I do not think this is the death of globalism, but it may be a temporary regression. And it is one that will affect many of us who are wondering where our place is not only in America, but in the world. Taiwan, where I am currently based, is recognized by only 14 out of 193 United Nations member states. Though it has been one of the most successful nations at controlling the spread of the coronavirus, Taiwan does not belong to the World Health Organization and is not viewed even by its greatest ally, the United States of America, as a country. While I have long been aware of this distinction, I am no longer sure what this will mean for me, an artist looking to tell stories about Taiwan and Hong Kong in America. In this time of what feels like international violence towards Asia, one that is magnified by the lack of global recognition, I am no longer sure what it means to bring narratives from the East to the West. Our physical health and safety are important, but so is our mental wellbeing, and part of that includes the burden many of us international artists carry to tell our stories from abroad.

This is a difficult time for artists. Many of us have become unemployed, have had gigs canceled, productions postponed, and lives put on hold. But it is also a time when the arts are sustaining so many in isolation. From podcasts to online concerts, virtual readings to Netflix binges, culture is at the heart of how our world will make it through this pandemic (along with better governmental leadership, redistribution of resources for those in need, and a greater commitment to our civic responsibilities). While it may be helpful to some, I do not think this is a time when we necessarily need to produce work. This is not, for most folks, an artists' retreat, but a time of great stress and transition. Productivity, a result of the capitalism that has led to our hierarchical society today, may not be easy or possible at this moment. But I do think the sharing of stories is. As is the search for stories outside of our own spheres.

I want to urge us all to keep looking for new stories outside of what may feel comfortable, easy, or normalized. In a time when everything is online, we can look for international collaborations, learn about other cultures and other people's struggles. We can adjust the times of readings or workshops to hours when those in other time zones and continents may be able to participate. We can consider how our stories might affect those thousands of miles away, and remember that although we are isolated, we are not alone in our struggle. We can not only watch and read foreign films and books but also push further to learn more about those narratives and the histories behind them. I urge us to stay awake, to keep our eyes and hearts wide open. Art has been and always will be critical as a reflection of the society we live in. When we emerge from this pandemic, art will be more important than ever.
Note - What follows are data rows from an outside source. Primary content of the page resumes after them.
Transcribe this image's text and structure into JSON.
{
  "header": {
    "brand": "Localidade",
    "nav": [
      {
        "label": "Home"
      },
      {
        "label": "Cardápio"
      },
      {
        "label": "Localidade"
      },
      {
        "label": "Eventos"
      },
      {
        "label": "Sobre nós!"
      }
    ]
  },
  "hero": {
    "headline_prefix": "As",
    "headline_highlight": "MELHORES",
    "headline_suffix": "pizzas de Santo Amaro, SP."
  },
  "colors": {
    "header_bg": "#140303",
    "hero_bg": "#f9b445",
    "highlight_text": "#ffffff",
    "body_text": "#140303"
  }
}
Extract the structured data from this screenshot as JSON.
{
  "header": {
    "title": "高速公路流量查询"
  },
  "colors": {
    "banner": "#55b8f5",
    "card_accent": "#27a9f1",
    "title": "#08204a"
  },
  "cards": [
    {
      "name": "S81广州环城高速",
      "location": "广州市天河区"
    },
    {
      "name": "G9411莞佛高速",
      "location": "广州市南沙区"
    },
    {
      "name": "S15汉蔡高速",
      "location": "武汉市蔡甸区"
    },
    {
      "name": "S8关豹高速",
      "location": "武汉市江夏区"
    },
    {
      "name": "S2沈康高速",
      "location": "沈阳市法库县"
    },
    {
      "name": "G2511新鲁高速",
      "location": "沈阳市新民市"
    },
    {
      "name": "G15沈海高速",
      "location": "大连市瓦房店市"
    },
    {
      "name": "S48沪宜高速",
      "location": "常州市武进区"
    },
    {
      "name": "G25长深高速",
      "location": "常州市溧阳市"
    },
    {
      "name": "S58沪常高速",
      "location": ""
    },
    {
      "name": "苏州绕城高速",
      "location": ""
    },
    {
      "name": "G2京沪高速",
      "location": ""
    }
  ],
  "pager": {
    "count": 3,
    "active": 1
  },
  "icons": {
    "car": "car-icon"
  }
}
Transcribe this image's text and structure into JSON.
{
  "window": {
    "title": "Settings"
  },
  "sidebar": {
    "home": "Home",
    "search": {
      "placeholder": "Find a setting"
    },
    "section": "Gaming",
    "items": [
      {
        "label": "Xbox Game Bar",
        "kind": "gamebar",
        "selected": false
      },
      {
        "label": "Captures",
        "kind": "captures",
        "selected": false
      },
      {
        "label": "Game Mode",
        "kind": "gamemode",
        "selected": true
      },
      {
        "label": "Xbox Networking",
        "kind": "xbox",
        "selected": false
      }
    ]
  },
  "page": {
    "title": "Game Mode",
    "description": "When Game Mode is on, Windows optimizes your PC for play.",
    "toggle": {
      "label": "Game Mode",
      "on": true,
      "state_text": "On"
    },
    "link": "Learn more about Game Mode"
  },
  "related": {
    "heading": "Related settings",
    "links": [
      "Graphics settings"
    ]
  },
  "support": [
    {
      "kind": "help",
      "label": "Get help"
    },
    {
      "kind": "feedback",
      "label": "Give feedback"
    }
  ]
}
And the knowledge and tools we continue to give ourselves in this time will determine the kind of work we create. It will be the beginning of a new era, and one that I hope will continue to expand and not narrow, ask questions and not become resigned to the status quo.

About the author

Stefani Kuo

Stefani Kuo (郭佳怡) is a playwright/performer and native of Hong Kong and Taiwan. She received her B.A. from Yale and is an MFA Playwriting Candidate at the Yale School of Drama. Currently based in New York, Stefani has worked in Hong Kong, Taiwan, Berlin, Provence, and the U.S.

She has been an awardee of the Jerome fellowship, finalist for the National Playwrights Conference, Jerome fellowship at Lanesboro Arts Centre, SPACE on Ryder Farm, Van Lier New Voices Fellowship, NAP Series, DVRF Playwrights' Program, semi-finalist for the Page 73 playwriting fellowship, Princess Grace Playwriting Fellowship, and the Ground Floor at Berkeley Rep. 

As a performer, she was most recently seen in Bedlam Theatre Company’s six-women production of King Lear at Bristol Riverside Theater Company, PA.

She is fluent in English, French, Mandarin, and Cantonese. Her work in translation and non-fiction involve all four languages, and have appeared in China Hands, and the New York Times. She is currently commissioned to write a play for Roundhouse Theater Company in D.C. which will be produced in the spring of 2021.

She is represented as a playwright by Kevin Lin at CAA and Jacob Epstein at Lighthouse Management.